The pricing and model range has been rationalised a little, starting at £39,750 for the 241bhp front-wheel drive NX, although adding £1,000 factors in a rear axle electric motor. The plug-in hybrid version that promises 302bhp and around 40mls EV range weighs in at £50,950. Of course, there are also trim variants to play around with. However, there is something more coherent about the newcomer’s stance that helps it to fit in better than ever. It is no more obvious than within the cabin, which abounds with soft-touch, organic forms and a delightful wrap-around quality more redolent in the latest Jaguar F-Pace. Fresh instrument faces, touchscreens that work more efficiently and a broad feeling of ‘bon homie’ are a surprise that is wholly welcome. Yet, the NX has always failed to provide bags of space for taller seat occupants and the new car still feels quite tight in that respect, which means that the disabled driver can be slightly compromised.

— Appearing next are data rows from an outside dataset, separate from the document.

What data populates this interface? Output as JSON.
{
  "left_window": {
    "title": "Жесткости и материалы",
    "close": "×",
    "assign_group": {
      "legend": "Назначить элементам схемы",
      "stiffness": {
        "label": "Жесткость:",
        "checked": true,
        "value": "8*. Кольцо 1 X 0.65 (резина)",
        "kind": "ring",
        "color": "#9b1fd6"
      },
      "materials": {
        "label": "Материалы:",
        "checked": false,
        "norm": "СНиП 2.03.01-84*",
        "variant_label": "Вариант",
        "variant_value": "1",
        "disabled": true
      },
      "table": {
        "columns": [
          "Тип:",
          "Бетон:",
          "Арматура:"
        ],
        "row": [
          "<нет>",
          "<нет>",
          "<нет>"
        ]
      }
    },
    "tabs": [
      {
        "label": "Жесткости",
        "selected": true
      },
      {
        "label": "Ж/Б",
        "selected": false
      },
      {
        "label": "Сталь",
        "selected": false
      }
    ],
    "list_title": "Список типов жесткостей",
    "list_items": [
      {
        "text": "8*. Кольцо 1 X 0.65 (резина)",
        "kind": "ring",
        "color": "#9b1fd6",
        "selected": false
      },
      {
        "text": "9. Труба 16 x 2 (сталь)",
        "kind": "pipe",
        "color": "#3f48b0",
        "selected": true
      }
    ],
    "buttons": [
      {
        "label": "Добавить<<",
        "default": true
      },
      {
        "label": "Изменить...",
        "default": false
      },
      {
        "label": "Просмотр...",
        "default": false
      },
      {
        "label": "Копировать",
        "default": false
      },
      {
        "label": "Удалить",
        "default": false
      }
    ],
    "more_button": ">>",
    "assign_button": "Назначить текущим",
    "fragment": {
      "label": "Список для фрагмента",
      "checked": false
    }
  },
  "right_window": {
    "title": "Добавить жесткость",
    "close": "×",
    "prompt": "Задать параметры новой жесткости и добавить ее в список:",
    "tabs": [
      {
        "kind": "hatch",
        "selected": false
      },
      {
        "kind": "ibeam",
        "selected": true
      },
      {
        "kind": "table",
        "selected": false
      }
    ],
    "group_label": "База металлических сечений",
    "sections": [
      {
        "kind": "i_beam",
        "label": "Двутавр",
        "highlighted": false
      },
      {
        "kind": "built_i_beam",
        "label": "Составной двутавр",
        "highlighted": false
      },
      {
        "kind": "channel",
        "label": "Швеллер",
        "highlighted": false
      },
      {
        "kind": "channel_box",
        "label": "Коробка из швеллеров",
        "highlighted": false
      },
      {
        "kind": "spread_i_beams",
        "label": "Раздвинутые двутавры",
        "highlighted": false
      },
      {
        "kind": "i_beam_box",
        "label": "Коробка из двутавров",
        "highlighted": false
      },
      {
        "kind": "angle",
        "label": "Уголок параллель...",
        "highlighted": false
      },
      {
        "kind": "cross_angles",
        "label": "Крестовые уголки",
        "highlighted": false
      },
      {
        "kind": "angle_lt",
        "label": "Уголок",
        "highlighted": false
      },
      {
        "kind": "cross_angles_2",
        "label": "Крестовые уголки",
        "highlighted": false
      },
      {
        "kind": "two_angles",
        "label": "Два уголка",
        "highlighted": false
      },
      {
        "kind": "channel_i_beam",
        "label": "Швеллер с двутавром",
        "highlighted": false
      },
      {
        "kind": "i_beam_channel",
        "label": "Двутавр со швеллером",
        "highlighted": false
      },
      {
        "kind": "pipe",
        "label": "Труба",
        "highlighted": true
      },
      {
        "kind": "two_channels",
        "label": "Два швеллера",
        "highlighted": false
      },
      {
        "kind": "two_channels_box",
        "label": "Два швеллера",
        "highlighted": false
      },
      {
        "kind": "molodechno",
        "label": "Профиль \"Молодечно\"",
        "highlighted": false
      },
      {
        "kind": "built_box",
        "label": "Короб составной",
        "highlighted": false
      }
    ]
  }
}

While looking more dynamic is part of the NX remit, its actual performance envelope is only modest, the entry level versions topping out at 124mph, despatching 0-60mph in around 7.0s and returning 35-40mpg. Even the PHEV model is only marginally brisker. However, the annoyance of the unmusical petrol engine revving out and straining against the CVT transmission is a source of constant consternation. It is possible to concentrate and work the system more agreeably but hills and traffic conditions soon take over.

Conclusion:          Lexus has made positive progress with its latest NX range but, annoyingly, it retains its unrefined 2.5-litre four-cylinder engine that is equally unpleasant in the punchier versions of the Prius. It is sad, in some respects, as the new NX is so much better than before. Yet, it will remain a leftfield choice in the corporate scene, even though private registrations may falter somewhat.